“An industry-wide initiative to create an ESG digital cloud-based data disclosure platform has been taken through which all BGMEA members will be disclosing their data on the platform,” said Bangladesh Garment Manufacturers and Exporters Association (BGMEA) President Faruque Hassan.
The BGMEA president made the disclosure while speaking at a webinar on Thursday on a latest publication of the International Trade Centre (ITC), titled ‘Good practices in the global apparel industry’.
ITC Programme Officer Delphine Clement and author of the publication and Chief Executive Officer of Rajesh Bheda Consulting Dr Rajesh Bheda moderated the webinar that shed light on the apparel companies’ experiences and contributions to the publication.
They also shared their know-how and views on the best practices in the global textile and clothing sector.
The guidebook covers 28 good practices with 33 case studies along the value-chain stages of design and pre-production, production and quality, social and environmental sustainability, branding and marketing as well as institutional and sector-level good practices.
Asked, Sheikh H M Mustafiz, chairman of BGMEA standing committee on sustainability, said each of their members would provide information that would help understand their current status related to the 20 goals.
“Currently, we don’t have any specific information on how many factories have solar panels or what they are doing to achieve the target of reducing 30 per cent carbon emission by 2030,” he explained.
The digital ESG database, which is expected to be launched early 2023, will also give an idea what measures are required to achieve the 2030 targets, said Mr Mustafiz, also managing director of Cute Dress Industry Ltd.
BGMEA’ environmental goals include manufacturing half of the apparel products by using recyclable materials by 2030, and reducing energy consumption and blue water footprint by 30 per cent and 50 per cent respectively, he added.

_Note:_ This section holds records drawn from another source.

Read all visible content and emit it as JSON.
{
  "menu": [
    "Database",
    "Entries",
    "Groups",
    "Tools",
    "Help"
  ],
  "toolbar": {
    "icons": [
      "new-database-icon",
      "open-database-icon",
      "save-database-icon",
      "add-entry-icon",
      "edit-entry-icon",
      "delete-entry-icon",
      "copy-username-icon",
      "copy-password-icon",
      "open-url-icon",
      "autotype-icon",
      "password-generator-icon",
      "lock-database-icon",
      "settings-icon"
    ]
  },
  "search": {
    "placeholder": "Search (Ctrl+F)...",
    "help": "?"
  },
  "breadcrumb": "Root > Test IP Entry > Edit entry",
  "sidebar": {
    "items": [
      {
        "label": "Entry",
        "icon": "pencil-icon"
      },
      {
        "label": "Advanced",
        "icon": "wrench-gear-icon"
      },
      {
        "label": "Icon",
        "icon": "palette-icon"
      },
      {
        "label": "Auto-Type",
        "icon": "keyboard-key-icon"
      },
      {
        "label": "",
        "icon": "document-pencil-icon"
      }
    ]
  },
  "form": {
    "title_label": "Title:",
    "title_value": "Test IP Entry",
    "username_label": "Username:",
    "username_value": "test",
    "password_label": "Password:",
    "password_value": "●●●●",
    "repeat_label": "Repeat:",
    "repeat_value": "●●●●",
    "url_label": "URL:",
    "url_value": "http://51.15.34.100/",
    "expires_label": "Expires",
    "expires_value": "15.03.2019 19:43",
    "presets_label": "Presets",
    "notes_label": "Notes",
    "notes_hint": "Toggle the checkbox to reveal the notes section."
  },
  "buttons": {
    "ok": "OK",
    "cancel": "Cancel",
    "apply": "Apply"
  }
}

Its social targets include 100 per cent gender equality, inclusive and decent work, and institutionalisation of skill development and creation of 6.0 million jobs by 2030.
In addition, the governance targets include achieving $100 billion export earnings and 100 per cent data reporting, and raising productivity and efficiency to 60 per cent, Mr Mustafiz added.
According to economists and experts, the prospects of Bangladesh’s exports to the EU critically depend on ESG compliance which is also prominent in the world trade and investment landscape.
Long-term sourcing decisions are made based on workplace safety, labour conditions and environmental compliance, they said.
Fashion firms and merchants are becoming more serious about the introduction of stricter environmental and ethical requirements and certifications, along with factory working conditions and workers’ safety, they observed.
With many green garment factories, Bangladesh has already taken a considerable stride forward but the RMG industry has several additional ESG challenges, such as excessive water usage, weak labour standards, and inadequate waste management, which might continue to harm export prospects unless immediate and comprehensive remedial actions are taken, they noted.
Therefore, they recommended enhancing ESG compliance to attract foreign investment and boost exports.